▸ ASSIGNED TASK
What lines in the records below hold the string "JSON"? Please show them.

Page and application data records
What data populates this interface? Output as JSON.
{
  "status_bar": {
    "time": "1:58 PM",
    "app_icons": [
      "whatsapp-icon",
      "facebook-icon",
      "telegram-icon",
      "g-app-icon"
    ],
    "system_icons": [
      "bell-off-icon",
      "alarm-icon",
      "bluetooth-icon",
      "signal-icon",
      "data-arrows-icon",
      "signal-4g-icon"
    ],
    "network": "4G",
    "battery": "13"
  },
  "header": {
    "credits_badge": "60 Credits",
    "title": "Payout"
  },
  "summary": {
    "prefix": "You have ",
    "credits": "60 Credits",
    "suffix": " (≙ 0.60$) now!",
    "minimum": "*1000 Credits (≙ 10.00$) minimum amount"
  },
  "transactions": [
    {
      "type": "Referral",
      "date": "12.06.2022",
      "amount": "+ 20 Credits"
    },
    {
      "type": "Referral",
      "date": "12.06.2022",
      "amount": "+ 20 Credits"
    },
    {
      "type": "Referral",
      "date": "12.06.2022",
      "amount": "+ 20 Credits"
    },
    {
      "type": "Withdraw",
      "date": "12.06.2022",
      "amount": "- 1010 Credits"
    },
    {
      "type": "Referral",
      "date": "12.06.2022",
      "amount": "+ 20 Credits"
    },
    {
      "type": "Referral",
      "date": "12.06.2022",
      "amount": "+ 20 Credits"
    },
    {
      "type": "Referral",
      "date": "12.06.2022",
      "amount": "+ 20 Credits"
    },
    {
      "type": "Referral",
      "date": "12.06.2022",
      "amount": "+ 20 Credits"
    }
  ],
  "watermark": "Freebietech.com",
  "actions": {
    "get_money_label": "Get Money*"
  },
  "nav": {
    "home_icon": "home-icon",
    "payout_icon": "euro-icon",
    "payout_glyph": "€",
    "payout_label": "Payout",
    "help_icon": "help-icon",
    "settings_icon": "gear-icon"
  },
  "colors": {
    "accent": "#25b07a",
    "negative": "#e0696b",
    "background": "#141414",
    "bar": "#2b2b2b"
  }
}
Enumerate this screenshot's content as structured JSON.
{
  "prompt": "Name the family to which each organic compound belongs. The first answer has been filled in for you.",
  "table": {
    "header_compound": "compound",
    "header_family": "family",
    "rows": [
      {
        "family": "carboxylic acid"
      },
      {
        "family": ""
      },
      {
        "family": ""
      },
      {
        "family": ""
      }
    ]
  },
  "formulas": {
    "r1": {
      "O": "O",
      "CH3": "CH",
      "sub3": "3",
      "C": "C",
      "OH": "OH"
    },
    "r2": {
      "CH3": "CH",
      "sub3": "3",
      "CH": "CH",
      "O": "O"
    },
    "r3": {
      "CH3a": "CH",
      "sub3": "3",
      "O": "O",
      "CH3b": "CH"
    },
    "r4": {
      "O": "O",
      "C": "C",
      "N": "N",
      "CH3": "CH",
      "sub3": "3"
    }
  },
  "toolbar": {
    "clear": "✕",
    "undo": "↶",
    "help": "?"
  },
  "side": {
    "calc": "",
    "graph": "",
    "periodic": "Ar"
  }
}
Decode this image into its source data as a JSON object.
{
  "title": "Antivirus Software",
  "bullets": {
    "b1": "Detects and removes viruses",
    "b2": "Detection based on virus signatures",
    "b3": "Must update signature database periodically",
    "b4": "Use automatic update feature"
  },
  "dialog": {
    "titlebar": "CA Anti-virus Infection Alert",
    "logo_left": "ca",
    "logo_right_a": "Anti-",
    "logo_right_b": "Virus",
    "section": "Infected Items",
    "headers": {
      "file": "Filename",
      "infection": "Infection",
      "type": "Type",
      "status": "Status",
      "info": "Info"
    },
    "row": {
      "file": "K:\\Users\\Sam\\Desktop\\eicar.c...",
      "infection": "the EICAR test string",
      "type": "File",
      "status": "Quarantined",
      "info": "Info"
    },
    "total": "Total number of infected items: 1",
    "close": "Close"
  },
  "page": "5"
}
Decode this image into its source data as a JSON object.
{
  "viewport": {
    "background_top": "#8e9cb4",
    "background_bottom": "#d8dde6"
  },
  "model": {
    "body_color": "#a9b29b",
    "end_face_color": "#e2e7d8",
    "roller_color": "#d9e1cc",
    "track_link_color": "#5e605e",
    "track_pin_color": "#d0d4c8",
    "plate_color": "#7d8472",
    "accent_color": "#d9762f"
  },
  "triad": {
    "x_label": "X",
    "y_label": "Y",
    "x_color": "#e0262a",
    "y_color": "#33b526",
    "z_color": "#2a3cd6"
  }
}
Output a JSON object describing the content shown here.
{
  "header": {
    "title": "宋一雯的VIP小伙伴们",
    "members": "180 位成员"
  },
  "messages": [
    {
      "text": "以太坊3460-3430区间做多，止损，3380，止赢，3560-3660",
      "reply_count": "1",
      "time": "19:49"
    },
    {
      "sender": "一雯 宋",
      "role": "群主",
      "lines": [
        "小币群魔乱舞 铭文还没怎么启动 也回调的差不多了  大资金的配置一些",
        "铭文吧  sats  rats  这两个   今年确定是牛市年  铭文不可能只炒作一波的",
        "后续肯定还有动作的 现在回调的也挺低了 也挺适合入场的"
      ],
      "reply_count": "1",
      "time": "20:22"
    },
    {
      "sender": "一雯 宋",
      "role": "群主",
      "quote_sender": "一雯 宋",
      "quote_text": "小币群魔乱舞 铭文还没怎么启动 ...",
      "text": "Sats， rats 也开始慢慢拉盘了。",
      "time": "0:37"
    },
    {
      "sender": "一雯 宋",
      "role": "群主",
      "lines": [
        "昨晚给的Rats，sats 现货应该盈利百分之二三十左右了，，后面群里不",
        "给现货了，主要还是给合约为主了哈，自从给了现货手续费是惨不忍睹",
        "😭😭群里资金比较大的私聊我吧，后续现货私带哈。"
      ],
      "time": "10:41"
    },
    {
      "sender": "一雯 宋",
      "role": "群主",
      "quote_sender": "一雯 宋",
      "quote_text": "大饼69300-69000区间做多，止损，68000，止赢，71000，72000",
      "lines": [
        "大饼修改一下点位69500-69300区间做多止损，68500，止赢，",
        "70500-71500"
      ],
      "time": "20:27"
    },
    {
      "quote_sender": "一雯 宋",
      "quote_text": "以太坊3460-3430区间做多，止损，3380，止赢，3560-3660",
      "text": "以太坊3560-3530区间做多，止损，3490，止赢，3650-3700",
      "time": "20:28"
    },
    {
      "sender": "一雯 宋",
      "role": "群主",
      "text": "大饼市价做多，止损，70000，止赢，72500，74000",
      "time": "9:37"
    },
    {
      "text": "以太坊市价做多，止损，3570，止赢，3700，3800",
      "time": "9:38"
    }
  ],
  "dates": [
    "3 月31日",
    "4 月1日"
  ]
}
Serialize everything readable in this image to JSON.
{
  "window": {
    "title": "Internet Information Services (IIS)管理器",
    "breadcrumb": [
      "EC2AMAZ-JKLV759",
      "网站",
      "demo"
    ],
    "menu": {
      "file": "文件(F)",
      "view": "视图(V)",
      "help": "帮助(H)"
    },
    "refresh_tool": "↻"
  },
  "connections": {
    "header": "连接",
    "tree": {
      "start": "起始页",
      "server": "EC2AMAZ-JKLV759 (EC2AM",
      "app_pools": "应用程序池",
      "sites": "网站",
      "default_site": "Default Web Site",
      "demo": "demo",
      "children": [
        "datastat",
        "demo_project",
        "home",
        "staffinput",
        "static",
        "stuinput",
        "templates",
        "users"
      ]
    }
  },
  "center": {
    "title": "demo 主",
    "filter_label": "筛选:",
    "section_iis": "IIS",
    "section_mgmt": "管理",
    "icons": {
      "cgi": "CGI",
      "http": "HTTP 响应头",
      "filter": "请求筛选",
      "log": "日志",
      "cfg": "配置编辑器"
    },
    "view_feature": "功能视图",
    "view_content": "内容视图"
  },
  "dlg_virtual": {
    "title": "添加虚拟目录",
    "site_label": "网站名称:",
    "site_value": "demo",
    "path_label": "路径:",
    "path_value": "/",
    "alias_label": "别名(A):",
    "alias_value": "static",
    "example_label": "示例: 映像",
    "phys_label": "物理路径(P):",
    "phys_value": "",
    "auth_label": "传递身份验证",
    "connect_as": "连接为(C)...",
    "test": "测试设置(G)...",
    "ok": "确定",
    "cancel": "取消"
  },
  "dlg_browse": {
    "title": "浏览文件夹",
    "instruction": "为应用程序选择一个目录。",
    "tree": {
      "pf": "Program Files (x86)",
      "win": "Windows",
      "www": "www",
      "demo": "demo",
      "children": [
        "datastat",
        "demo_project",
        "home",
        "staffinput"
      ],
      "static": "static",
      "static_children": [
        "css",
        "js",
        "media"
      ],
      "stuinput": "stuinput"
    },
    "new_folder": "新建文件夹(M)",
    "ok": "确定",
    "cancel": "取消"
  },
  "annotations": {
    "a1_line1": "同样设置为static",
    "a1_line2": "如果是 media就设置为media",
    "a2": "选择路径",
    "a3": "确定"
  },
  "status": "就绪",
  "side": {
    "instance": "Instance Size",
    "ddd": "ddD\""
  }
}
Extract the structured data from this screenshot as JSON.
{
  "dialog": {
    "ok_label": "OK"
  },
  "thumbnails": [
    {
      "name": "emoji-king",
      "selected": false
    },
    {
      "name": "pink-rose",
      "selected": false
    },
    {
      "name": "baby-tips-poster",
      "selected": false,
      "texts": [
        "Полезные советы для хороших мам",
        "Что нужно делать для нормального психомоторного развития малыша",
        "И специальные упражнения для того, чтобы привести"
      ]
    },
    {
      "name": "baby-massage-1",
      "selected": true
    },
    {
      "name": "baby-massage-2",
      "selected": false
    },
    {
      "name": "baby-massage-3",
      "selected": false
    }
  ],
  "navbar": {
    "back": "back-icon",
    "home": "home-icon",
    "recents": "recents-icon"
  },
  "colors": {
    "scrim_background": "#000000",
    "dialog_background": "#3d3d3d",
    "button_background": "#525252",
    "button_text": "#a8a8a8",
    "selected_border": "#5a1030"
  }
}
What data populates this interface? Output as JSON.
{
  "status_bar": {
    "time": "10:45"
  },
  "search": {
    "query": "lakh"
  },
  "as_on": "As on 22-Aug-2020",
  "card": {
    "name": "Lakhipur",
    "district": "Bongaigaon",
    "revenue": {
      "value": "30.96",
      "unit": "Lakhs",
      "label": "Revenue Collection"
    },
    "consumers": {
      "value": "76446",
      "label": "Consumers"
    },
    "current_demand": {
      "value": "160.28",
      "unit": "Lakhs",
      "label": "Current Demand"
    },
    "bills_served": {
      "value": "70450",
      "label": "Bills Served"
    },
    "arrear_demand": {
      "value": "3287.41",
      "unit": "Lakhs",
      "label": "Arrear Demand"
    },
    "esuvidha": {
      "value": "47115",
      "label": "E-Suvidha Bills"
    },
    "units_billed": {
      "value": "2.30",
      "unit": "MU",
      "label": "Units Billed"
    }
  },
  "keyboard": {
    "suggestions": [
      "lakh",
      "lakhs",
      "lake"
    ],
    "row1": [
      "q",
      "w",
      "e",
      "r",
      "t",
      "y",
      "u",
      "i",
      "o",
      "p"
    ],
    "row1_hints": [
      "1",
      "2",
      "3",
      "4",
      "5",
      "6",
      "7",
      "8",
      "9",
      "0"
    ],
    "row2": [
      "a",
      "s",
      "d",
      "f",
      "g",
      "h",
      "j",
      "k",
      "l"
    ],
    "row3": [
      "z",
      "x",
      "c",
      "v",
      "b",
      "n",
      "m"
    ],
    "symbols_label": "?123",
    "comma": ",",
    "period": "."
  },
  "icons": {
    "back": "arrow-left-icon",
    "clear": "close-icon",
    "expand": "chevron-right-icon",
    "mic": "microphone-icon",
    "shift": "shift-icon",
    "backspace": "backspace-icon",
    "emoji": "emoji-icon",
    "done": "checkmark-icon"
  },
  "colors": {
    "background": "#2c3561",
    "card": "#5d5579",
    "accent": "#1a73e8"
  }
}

▸ PROBLEM SOLUTION
What data populates this interface? Output as JSON.
Enumerate this screenshot's content as structured JSON.
Decode this image into its source data as a JSON object.
Decode this image into its source data as a JSON object.
Output a JSON object describing the content shown here.
Serialize everything readable in this image to JSON.
Extract the structured data from this screenshot as JSON.
What data populates this interface? Output as JSON.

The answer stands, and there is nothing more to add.